** GIVEN DATA follows **

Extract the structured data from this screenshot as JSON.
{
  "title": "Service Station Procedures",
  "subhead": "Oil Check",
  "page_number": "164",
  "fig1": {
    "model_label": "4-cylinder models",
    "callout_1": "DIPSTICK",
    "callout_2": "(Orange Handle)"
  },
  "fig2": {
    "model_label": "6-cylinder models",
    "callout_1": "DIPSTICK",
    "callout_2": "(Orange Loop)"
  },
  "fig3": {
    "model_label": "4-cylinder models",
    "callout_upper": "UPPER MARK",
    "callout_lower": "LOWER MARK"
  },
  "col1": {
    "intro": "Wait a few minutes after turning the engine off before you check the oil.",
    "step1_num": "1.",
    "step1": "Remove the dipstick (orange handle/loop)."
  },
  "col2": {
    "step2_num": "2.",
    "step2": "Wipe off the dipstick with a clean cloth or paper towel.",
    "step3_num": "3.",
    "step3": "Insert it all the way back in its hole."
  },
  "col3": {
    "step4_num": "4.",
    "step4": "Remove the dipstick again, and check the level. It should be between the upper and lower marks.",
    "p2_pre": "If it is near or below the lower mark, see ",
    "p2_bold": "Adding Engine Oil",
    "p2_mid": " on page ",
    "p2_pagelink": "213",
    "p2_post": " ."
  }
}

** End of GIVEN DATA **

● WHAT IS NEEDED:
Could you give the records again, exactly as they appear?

● WRITTEN ANSWER:
Extract the structured data from this screenshot as JSON.
{
  "title": "Service Station Procedures",
  "subhead": "Oil Check",
  "page_number": "164",
  "fig1": {
    "model_label": "4-cylinder models",
    "callout_1": "DIPSTICK",
    "callout_2": "(Orange Handle)"
  },
  "fig2": {
    "model_label": "6-cylinder models",
    "callout_1": "DIPSTICK",
    "callout_2": "(Orange Loop)"
  },
  "fig3": {
    "model_label": "4-cylinder models",
    "callout_upper": "UPPER MARK",
    "callout_lower": "LOWER MARK"
  },
  "col1": {
    "intro": "Wait a few minutes after turning the engine off before you check the oil.",
    "step1_num": "1.",
    "step1": "Remove the dipstick (orange handle/loop)."
  },
  "col2": {
    "step2_num": "2.",
    "step2": "Wipe off the dipstick with a clean cloth or paper towel.",
    "step3_num": "3.",
    "step3": "Insert it all the way back in its hole."
  },
  "col3": {
    "step4_num": "4.",
    "step4": "Remove the dipstick again, and check the level. It should be between the upper and lower marks.",
    "p2_pre": "If it is near or below the lower mark, see ",
    "p2_bold": "Adding Engine Oil",
    "p2_mid": " on page ",
    "p2_pagelink": "213",
    "p2_post": " ."
  }
}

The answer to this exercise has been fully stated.